During the day of August 11, cybersecurity experts and firms shared their opinions on social networks, and many theories circulated. The Chinese firm specialized in blockchain cybersecurity BlockSec estimated in a first report that “the hacker could have the right key to identify himself, which would indicate that the keys would have been leaked”, and the hacker Mudit Gupta argued for a while on Twitter, where he is widely followed, that the Poly Network teams were incompetent, or that someone could have voluntarily sabotaged the project, or even been corrupted (he has since deleted his posts and published another analysis).

For now, one theory, developed separately by the specialized firm Slowmist and by an Ethereum developer, seems to have some consensus. It would be a flaw in a function of a smart contract, which would allow changing the identity of its keeper (its owner), and would have thus allowed diverting money to the addresses of the hacker. “According to our observations, this is most likely a planned, organized, and prepared operation beforehand,” Slowmist explained. According to this theory, the hacker would have thus used this particular function in order to gain access to another function, which would have allowed him to access the blockchains. “We believe that in this case, there was no data leakage,” Slowmist teams conclude. Kelvin Fichter, an Ethereum developer seems to come to the same conclusion as Slowmist.

Poly Network’s teams have since confirmed that it was indeed a flaw with smart contracts, but have not given further details. “After an initial investigation, we have located the source of the vulnerability. The hacker exploited a flaw between two contracts, not a key as may have been said.

But the teams didn’t just talk about the hack on Twitter: they addressed the hacker directly. In a message posted just hours after announcing the theft, the teams asked the hacker to return the stolen assets.

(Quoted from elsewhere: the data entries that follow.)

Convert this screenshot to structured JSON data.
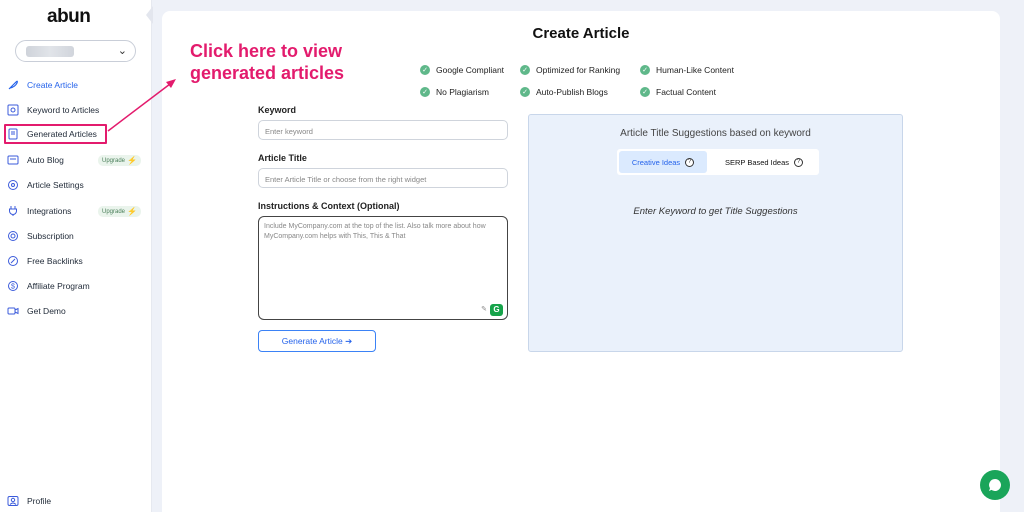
{
  "app": {
    "logo": "abun",
    "workspace_selector": ""
  },
  "sidebar": {
    "items": [
      {
        "label": "Create Article",
        "icon": "feather-icon"
      },
      {
        "label": "Keyword to Articles",
        "icon": "keyword-search-icon"
      },
      {
        "label": "Generated Articles",
        "icon": "document-icon"
      },
      {
        "label": "Auto Blog",
        "icon": "blog-icon",
        "badge": "Upgrade"
      },
      {
        "label": "Article Settings",
        "icon": "settings-icon"
      },
      {
        "label": "Integrations",
        "icon": "plug-icon",
        "badge": "Upgrade"
      },
      {
        "label": "Subscription",
        "icon": "subscription-icon"
      },
      {
        "label": "Free Backlinks",
        "icon": "link-icon"
      },
      {
        "label": "Affiliate Program",
        "icon": "dollar-icon"
      },
      {
        "label": "Get Demo",
        "icon": "video-icon"
      }
    ],
    "profile_label": "Profile"
  },
  "main": {
    "title": "Create Article",
    "features": [
      "Google Compliant",
      "Optimized for Ranking",
      "Human-Like Content",
      "No Plagiarism",
      "Auto-Publish Blogs",
      "Factual Content"
    ],
    "keyword": {
      "label": "Keyword",
      "placeholder": "Enter keyword"
    },
    "article_title": {
      "label": "Article Title",
      "placeholder": "Enter Article Title or choose from the right widget"
    },
    "instructions": {
      "label": "Instructions & Context (Optional)",
      "placeholder": "Include MyCompany.com at the top of the list. Also talk more about how MyCompany.com helps with This, This & That"
    },
    "generate_button": "Generate Article ➔"
  },
  "suggestions": {
    "title": "Article Title Suggestions based on keyword",
    "tabs": [
      "Creative Ideas",
      "SERP Based Ideas"
    ],
    "active_tab": "Creative Ideas",
    "help_glyph": "?",
    "empty_message": "Enter Keyword to get Title Suggestions"
  },
  "annotation": {
    "line1": "Click here to view",
    "line2": "generated articles"
  },
  "colors": {
    "accent": "#2563eb",
    "annotation": "#e31b6d",
    "check": "#5fb88a",
    "chat": "#1aa55a"
  }
}
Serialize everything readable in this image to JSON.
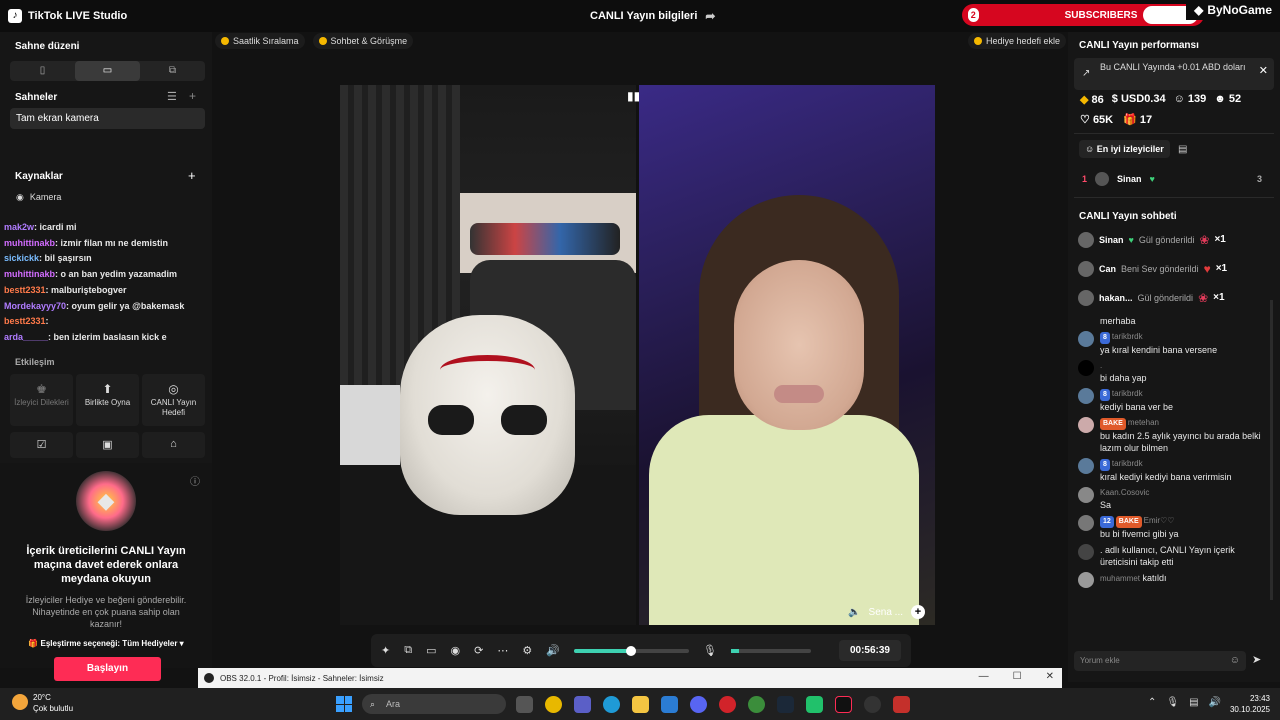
{
  "app": {
    "title": "TikTok LIVE Studio",
    "center_title": "CANLI Yayın bilgileri"
  },
  "overlay": {
    "sub_count": "2",
    "sub_label": "SUBSCRIBERS",
    "sub_right": "5",
    "brand": "ByNoGame"
  },
  "left": {
    "scene_layout_title": "Sahne düzeni",
    "scenes_title": "Sahneler",
    "scene_item": "Tam ekran kamera",
    "sources_title": "Kaynaklar",
    "source_item": "Kamera",
    "chat_overlay": [
      {
        "user": "mak2w",
        "text": ": icardi mi"
      },
      {
        "user": "muhittinakb",
        "text": ": izmir filan mı ne demistin"
      },
      {
        "user": "sickickk",
        "text": ": bil şaşırsın"
      },
      {
        "user": "muhittinakb",
        "text": ": o an ban yedim yazamadim"
      },
      {
        "user": "bestt2331",
        "text": ": malburiştebogver"
      },
      {
        "user": "Mordekayyy70",
        "text": ": oyum gelir ya @bakemask"
      },
      {
        "user": "bestt2331",
        "text": ":"
      },
      {
        "user": "arda_____",
        "text": ": ben izlerim baslasın kick e"
      }
    ],
    "engagement_title": "Etkileşim",
    "engagement": [
      {
        "label": "İzleyici Dilekleri",
        "icon": "♚"
      },
      {
        "label": "Birlikte Oyna",
        "icon": "⬆"
      },
      {
        "label": "CANLI Yayın Hedefi",
        "icon": "◎"
      }
    ],
    "promo_title": "İçerik üreticilerini CANLI Yayın maçına davet ederek onlara meydana okuyun",
    "promo_desc": "İzleyiciler Hediye ve beğeni gönderebilir. Nihayetinde en çok puana sahip olan kazanır!",
    "promo_match": "Eşleştirme seçeneği: Tüm Hediyeler",
    "start_button": "Başlayın"
  },
  "center": {
    "tab1": "Saatlik Sıralama",
    "tab2": "Sohbet & Görüşme",
    "gift_goal": "Hediye hedefi ekle",
    "guest_name": "Sena ...",
    "timer": "00:56:39",
    "volume_level": 0.5
  },
  "right": {
    "perf_title": "CANLI Yayın performansı",
    "notice": "Bu CANLI Yayında +0.01 ABD doları",
    "stats": {
      "diamonds": "86",
      "usd": "USD0.34",
      "viewers": "139",
      "new_followers": "52",
      "likes": "65K",
      "gifters": "17"
    },
    "top_viewers_button": "En iyi izleyiciler",
    "top_viewer": {
      "rank": "1",
      "name": "Sinan",
      "score": "3"
    },
    "live_chat_title": "CANLI Yayın sohbeti",
    "gifts": [
      {
        "name": "Sinan",
        "action": "Gül gönderildi",
        "count": "×1"
      },
      {
        "name": "Can",
        "action": "Beni Sev gönderildi",
        "count": "×1"
      },
      {
        "name": "hakan...",
        "action": "Gül gönderildi",
        "count": "×1"
      }
    ],
    "messages": [
      {
        "level": "",
        "fan": "",
        "user": "",
        "text": "merhaba"
      },
      {
        "level": "8",
        "fan": "",
        "user": "tarikbrdk",
        "text": "ya kıral kendini bana versene"
      },
      {
        "level": "",
        "fan": "",
        "user": ".",
        "text": "bi daha yap"
      },
      {
        "level": "8",
        "fan": "",
        "user": "tarikbrdk",
        "text": "kediyi bana ver be"
      },
      {
        "level": "",
        "fan": "BAKE",
        "user": "metehan",
        "text": "bu kadın 2.5 aylık yayıncı bu arada belki lazım olur bilmen"
      },
      {
        "level": "8",
        "fan": "",
        "user": "tarikbrdk",
        "text": "kıral kediyi kediyi bana verirmisin"
      },
      {
        "level": "",
        "fan": "",
        "user": "Kaan.Cosovic",
        "text": "Sa"
      },
      {
        "level": "12",
        "fan": "BAKE",
        "user": "Emir♡♡",
        "text": "bu bi fivemci gibi ya"
      },
      {
        "level": "",
        "fan": "",
        "user": ".",
        "text": "adlı kullanıcı, CANLI Yayın içerik üreticisini takip etti"
      },
      {
        "level": "",
        "fan": "",
        "user": "muhammet",
        "text": "katıldı"
      }
    ],
    "comment_placeholder": "Yorum ekle"
  },
  "obs": {
    "title": "OBS 32.0.1 - Profil: İsimsiz - Sahneler: İsimsiz"
  },
  "taskbar": {
    "weather_temp": "20°C",
    "weather_desc": "Çok bulutlu",
    "search_placeholder": "Ara",
    "time": "23:43",
    "date": "30.10.2025"
  }
}
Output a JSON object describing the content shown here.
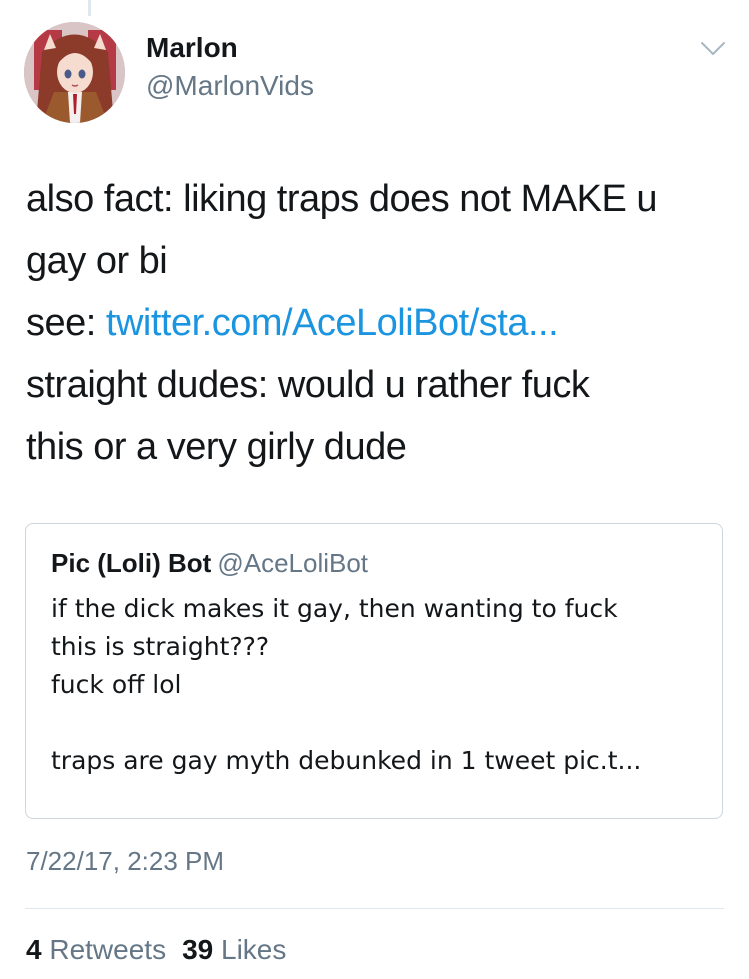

The hacker responded to the Poly Network teams in a very particular way: by sending an Ethereum transaction to himself, and writing a message in it. Because his Ethereum address was made public, many observers were able to see the message – including Poly Network members.

Since a few hours, the hacker has initiated a whole series of money transfers. So far, $252 million in tokens on the Binance blockchain have been returned, along with $85 million in tokens on Polygon, and $4.6 million in Ethereum. In total, more than $324 million was returned, according to Poly Network.

The hacker also chose to share his feelings on the site. In a four-part “Q&A”, the person explains that he did the hack “for the fun of it :)”, and that he chose Poly Network in particular because the “interoperability protocols are hot”.

The hacker also explained his motivation for the transfer. “Why did you transfer the tokens? To keep them safe.” He would have spotted the bug by chance and did not immediately know what to do. “I wondered what someone would do when they found out that such a big fortune was at hand. Would asking the Poly Network teams work? Anyone could be a traitor for a billion. I couldn’t trust anyone,” he justifies.

He also went back to how he did it. “I had planned to do an attack on four blockchains: ETH, BSC, Polygon, and HECO. It didn’t work for the HECO blockchain, […]. I should have stopped at that point, but I decided to continue. I thought ‘could they patch the bug without warning anyone?’ But I didn’t want to create a panic in the crypto world, so I chose not to target shitcoins, and not to sell them.”

The hacker, who identifies himself as a white hat, nevertheless acknowledged that he had a somewhat selfish motive. “I wanted to do something cool with this huge amount of money. Then I thought the coolest hack I could do was to be a moral leader. It now remains to be seen whether the full amount stolen will be returned.